“What did she do?” Colin asked.
“Oh, it was nothing,” Penelope replied, even though her expression was rather peeved. “You weren’t there, but the morning of the wedding she kept apologizing for keeping secrets, and it never even occurred to me that she was trying to get me to admit to keeping secrets of my own. Made me feel wretched, she did.”
Her voice trailed off as she read through another page. Colin leaned back against the fluffy pillows, his eyes resting on his wife’s face. He liked watching her eyes move from left to right, following the words. He liked watching her lips move as she smiled or frowned. It was rather amazing, actually, how contented he felt, simply watching his wife read.
Until she gasped, that was, and turned utterly white.
He shoved himself up on his elbows. “What is it?”
Penelope shook her head and groaned. “Oh, she is devious.”
Privacy be damned. He grabbed the letter. “What did she say?”

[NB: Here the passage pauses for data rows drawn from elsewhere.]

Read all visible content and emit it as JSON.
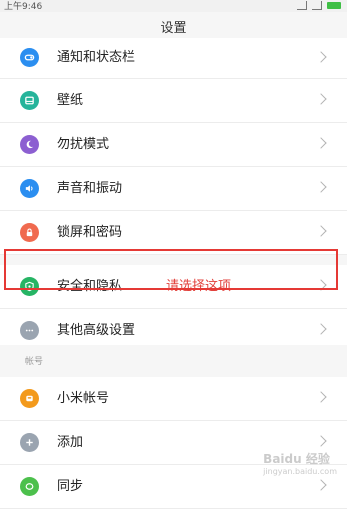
{
  "status_bar": {
    "time": "上午9:46"
  },
  "header": {
    "title": "设置"
  },
  "rows": [
    {
      "label": "通知和状态栏",
      "icon": "notification-icon",
      "color": "#2b8ef0"
    },
    {
      "label": "壁纸",
      "icon": "wallpaper-icon",
      "color": "#26b49b"
    },
    {
      "label": "勿扰模式",
      "icon": "moon-icon",
      "color": "#8c5fd1"
    },
    {
      "label": "声音和振动",
      "icon": "speaker-icon",
      "color": "#2b8ef0"
    },
    {
      "label": "锁屏和密码",
      "icon": "lock-icon",
      "color": "#f06a4f"
    },
    {
      "label": "安全和隐私",
      "icon": "shield-icon",
      "color": "#26b464",
      "annotation": "请选择这项"
    },
    {
      "label": "其他高级设置",
      "icon": "more-icon",
      "color": "#9aa4b0"
    }
  ],
  "accounts_section": {
    "title": "帐号",
    "rows": [
      {
        "label": "小米帐号",
        "icon": "mi-account-icon",
        "color": "#f39a1c"
      },
      {
        "label": "添加",
        "icon": "add-icon",
        "color": "#9aa4b0"
      },
      {
        "label": "同步",
        "icon": "sync-icon",
        "color": "#4cc04c"
      }
    ]
  },
  "watermark": {
    "main": "Baidu 经验",
    "sub": "jingyan.baidu.com"
  },
  "colors": {
    "highlight_border": "#e53935",
    "annotation_text": "#e2413c"
  }
}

“Down there,” Penelope said, pointing miserably at the bottom. “At the end.”
Colin brushed her finger away and began to read. “Good Lord, she’s wordy,” he muttered. “I can’t make heads or tails of it.”
“Revenge,” Penelope said. “She says my secret was bigger than hers.”
“She says she’s owed a boon.”
Colin pondered that. “She probably is.”
“To even the score.”
He patted her hand. “I’m afraid that’s how we Bridgertons think. You’ve never played a sporting game with us, have you?”
Penelope moaned. “She said she is going to consult Hyacinth. ”
Colin felt the blood leave his face.
“I know,” Penelope said, shaking her head. “We’ll never be safe again.”
Colin slid his arm around her and pulled her close. “Didn’t we say we wanted to visit Italy?”
He smiled and kissed her on the nose. “Or we could just stay here.”
“At the Rose and Bramble?”
“We’re supposed to depart tomorrow morning. It’s the last place Hyacinth would look.”
Penelope glanced up at him, her eyes growing warm and perhaps just a little bit mischievous. “I have no pressing engagements in London for at least a fortnight.”
He rolled atop her, tugging her down until she was flat on her back. “My mother did say she would not forgive us unless we produced a grandchild.”
“She did not put it in quite so uncompromising terms.”
He kissed her, right on the sensitive spot behind her earlobe that always made her squirm. “Pretend she did.”
“Well, in that case—oh!”
His lips slid down her belly. “Oh?” he murmured.
“We had best get to—oh!”
He looked up. “You were saying?”
“To work,” she just barely managed to get out.
He smiled against her skin. “Your servant, Mrs. Bridgerton. Always.”